“While my writing is autobiographical, I don’t feel beholden to the facts because I’m using the materials of my life to create a story. The purpose is not to tell people that this is what happened, nor should people read my work in order to find out about my life. I want people to read these essays as works of literature, stories.”
When they arrive I’ve crawled my way to the bathroom, peeled off my underwear, and, with the strength of a 155-pound Hercules who by now has lost half the blood in his body, heaved myself into the bathtub in an attempt to clean up.
My mind’s packed with clouds, dark roads, endless water. Losing names, losing facts, like a half-filled sieve. And yet the mind’s not supposed to go. I point Nicole to the elevator, and we step in.
“I am arms and legs, pulse, / and my secret interior that has said nothing this time, nothing bad.”

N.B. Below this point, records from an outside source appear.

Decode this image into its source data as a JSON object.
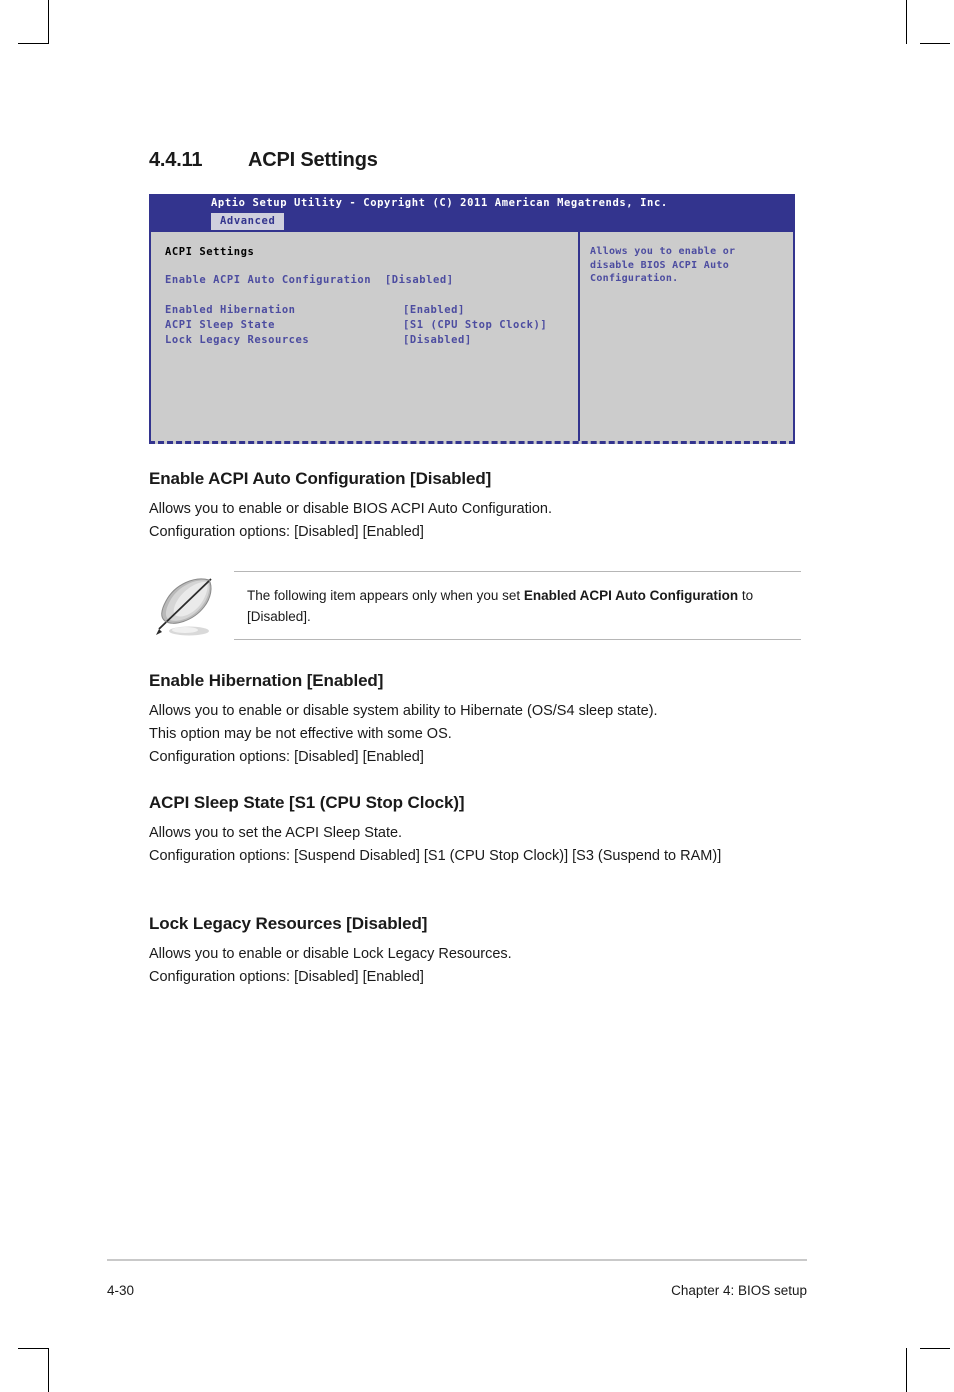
{
  "section": {
    "number": "4.4.11",
    "title": "ACPI Settings"
  },
  "bios": {
    "titlebar": "Aptio Setup Utility - Copyright (C) 2011 American Megatrends, Inc.",
    "active_tab": "Advanced",
    "panel_heading": "ACPI Settings",
    "items": [
      {
        "label": "Enable ACPI Auto Configuration",
        "value": "[Disabled]",
        "inline": true
      },
      {
        "label": "Enabled Hibernation",
        "value": "[Enabled]",
        "inline": false
      },
      {
        "label": "ACPI Sleep State",
        "value": "[S1 (CPU Stop Clock)]",
        "inline": false
      },
      {
        "label": "Lock Legacy Resources",
        "value": "[Disabled]",
        "inline": false
      }
    ],
    "help": [
      "Allows you to enable or",
      "disable BIOS ACPI Auto",
      "Configuration."
    ]
  },
  "sections": [
    {
      "heading": "Enable ACPI Auto Configuration [Disabled]",
      "lines": [
        "Allows you to enable or disable BIOS ACPI Auto Configuration.",
        "Configuration options: [Disabled] [Enabled]"
      ]
    },
    {
      "heading": "Enable Hibernation [Enabled]",
      "lines": [
        "Allows you to enable or disable system ability to Hibernate (OS/S4 sleep state).",
        "This option may be not effective with some OS.",
        "Configuration options: [Disabled] [Enabled]"
      ]
    },
    {
      "heading": "ACPI Sleep State [S1 (CPU Stop Clock)]",
      "lines": [
        "Allows you to set the ACPI Sleep State.",
        "Configuration options: [Suspend Disabled] [S1 (CPU Stop Clock)] [S3 (Suspend to RAM)]"
      ]
    },
    {
      "heading": "Lock Legacy Resources [Disabled]",
      "lines": [
        "Allows you to enable or disable Lock Legacy Resources.",
        "Configuration options: [Disabled] [Enabled]"
      ]
    }
  ],
  "note": {
    "icon": "note-feather-icon",
    "text_part1": "The following item appears only when you set ",
    "text_bold": "Enabled ACPI Auto Configuration",
    "text_part2": " to [Disabled]."
  },
  "footer": {
    "page_number": "4-30",
    "chapter": "Chapter 4: BIOS setup"
  },
  "colors": {
    "bios_blue": "#33348e",
    "bios_text_blue": "#4c4ca0",
    "bios_panel_gray": "#cccccc",
    "tab_gray": "#cfcfdd"
  }
}
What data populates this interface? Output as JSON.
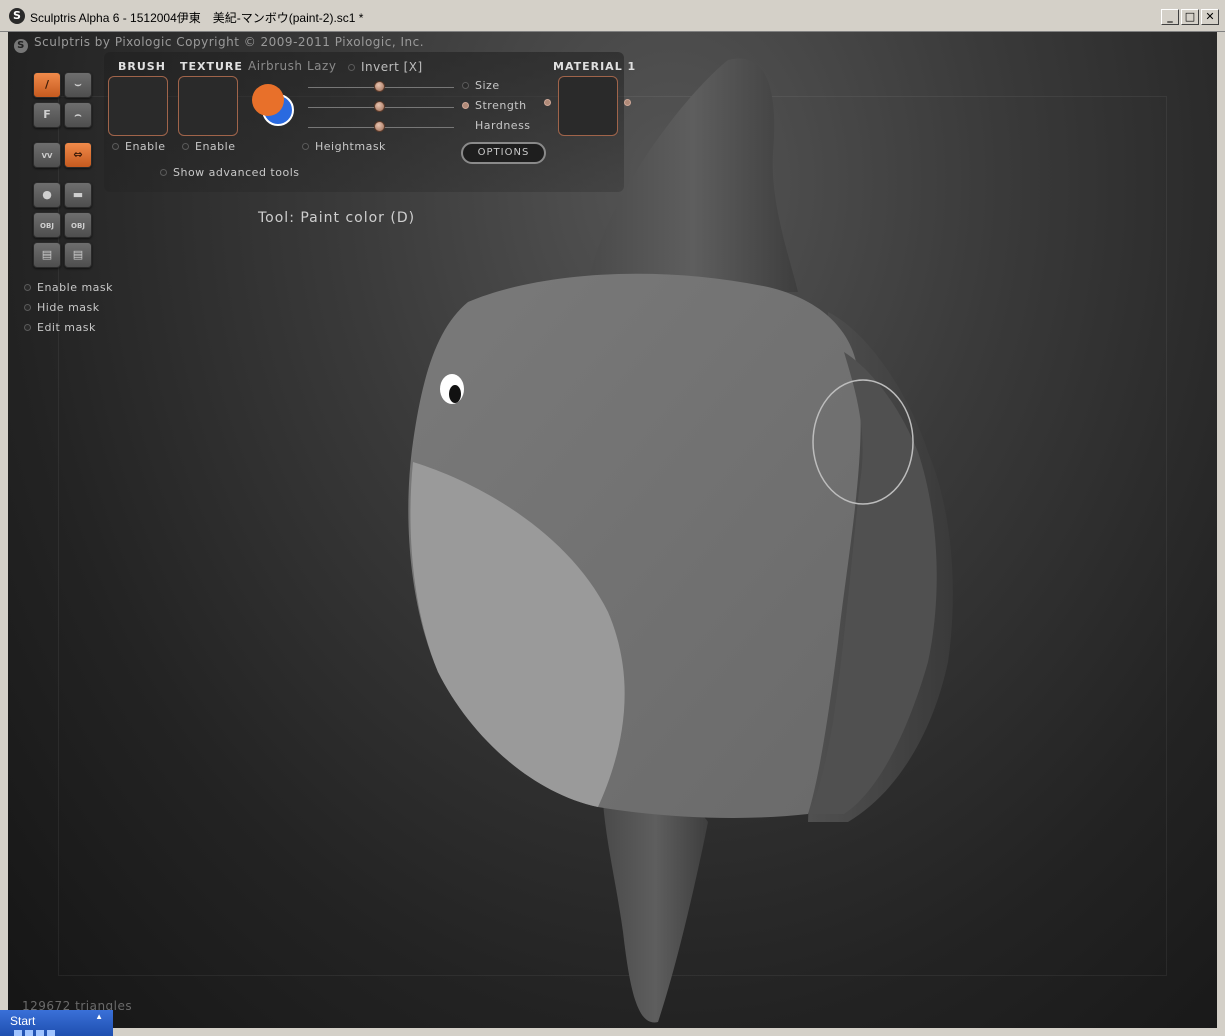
{
  "window": {
    "title": "Sculptris Alpha 6 - 1512004伊東　美紀-マンボウ(paint-2).sc1 *",
    "logo_glyph": "S",
    "minimize": "_",
    "maximize": "□",
    "close": "✕"
  },
  "header": {
    "copyright": "Sculptris by Pixologic   Copyright © 2009-2011 Pixologic, Inc.",
    "logo_glyph": "S"
  },
  "tools": {
    "brush_glyph": "/",
    "flatten_glyph": "F",
    "zig_glyph": "VV",
    "swap_glyph": "⇔",
    "sphere_glyph": "●",
    "plane_glyph": "▬",
    "import_label": "OBJ",
    "export_label": "OBJ",
    "save_glyph": "▤",
    "load_glyph": "▤"
  },
  "mask": {
    "enable": "Enable mask",
    "hide": "Hide mask",
    "edit": "Edit mask"
  },
  "panel": {
    "brush_label": "BRUSH",
    "texture_label": "TEXTURE",
    "airbrush_label": "Airbrush",
    "lazy_label": "Lazy",
    "invert_label": "Invert [X]",
    "brush_enable": "Enable",
    "texture_enable": "Enable",
    "heightmask": "Heightmask",
    "show_advanced": "Show advanced tools",
    "size_label": "Size",
    "strength_label": "Strength",
    "hardness_label": "Hardness",
    "options_label": "OPTIONS",
    "material_label": "MATERIAL 1",
    "primary_color": "#e8702a",
    "secondary_color": "#2a6ae0"
  },
  "status": {
    "tool": "Tool: Paint color (D)",
    "triangles": "129672 triangles"
  },
  "taskbar": {
    "start_label": "Start",
    "caret": "▲"
  }
}
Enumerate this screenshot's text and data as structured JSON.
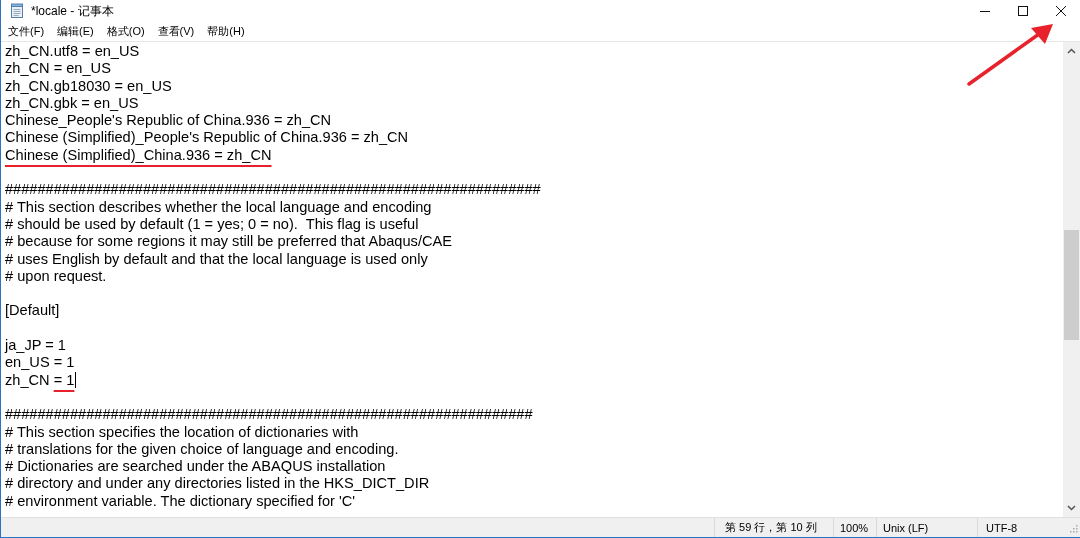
{
  "window": {
    "title": "*locale - 记事本"
  },
  "menu": [
    "文件(F)",
    "编辑(E)",
    "格式(O)",
    "查看(V)",
    "帮助(H)"
  ],
  "lines": [
    {
      "text": "zh_CN.utf8 = en_US"
    },
    {
      "text": "zh_CN = en_US"
    },
    {
      "text": "zh_CN.gb18030 = en_US"
    },
    {
      "text": "zh_CN.gbk = en_US"
    },
    {
      "text": "Chinese_People's Republic of China.936 = zh_CN"
    },
    {
      "text": "Chinese (Simplified)_People's Republic of China.936 = zh_CN"
    },
    {
      "marked": "Chinese (Simplified)_China.936 = zh_CN"
    },
    {
      "text": "##################################################################",
      "gap_before": true
    },
    {
      "text": "# This section describes whether the local language and encoding"
    },
    {
      "text": "# should be used by default (1 = yes; 0 = no).  This flag is useful"
    },
    {
      "text": "# because for some regions it may still be preferred that Abaqus/CAE"
    },
    {
      "text": "# uses English by default and that the local language is used only"
    },
    {
      "text": "# upon request."
    },
    {
      "text": "[Default]",
      "gap_before": true
    },
    {
      "text": "ja_JP = 1",
      "gap_before": true
    },
    {
      "text": "en_US = 1"
    },
    {
      "text": "zh_CN ",
      "marked": "= 1",
      "caret": true
    },
    {
      "text": "#################################################################",
      "gap_before": true
    },
    {
      "text": "# This section specifies the location of dictionaries with"
    },
    {
      "text": "# translations for the given choice of language and encoding."
    },
    {
      "text": "# Dictionaries are searched under the ABAQUS installation"
    },
    {
      "text": "# directory and under any directories listed in the HKS_DICT_DIR"
    },
    {
      "text": "# environment variable. The dictionary specified for 'C'"
    }
  ],
  "status_bar": {
    "position": "第 59 行，第 10 列",
    "zoom": "100%",
    "line_ending": "Unix (LF)",
    "encoding": "UTF-8"
  }
}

“I think I was writing the blog to make my friends laugh—the content was definitely frattier, more about the easy jokes—but I tried to make the book more widely accessible. The book-writing process was more about picking the most important moments, wrapping them around a theme, and framing the journey—not to sound like some pretentious little art dickhead. But, it was about giving the story shape. It took a few drafts to get there, but I finally started to realize, ‘Okay, this is really a story about somebody and his siblings going through an intense situation and being forced through it to grow up and take on a little more responsibility.'”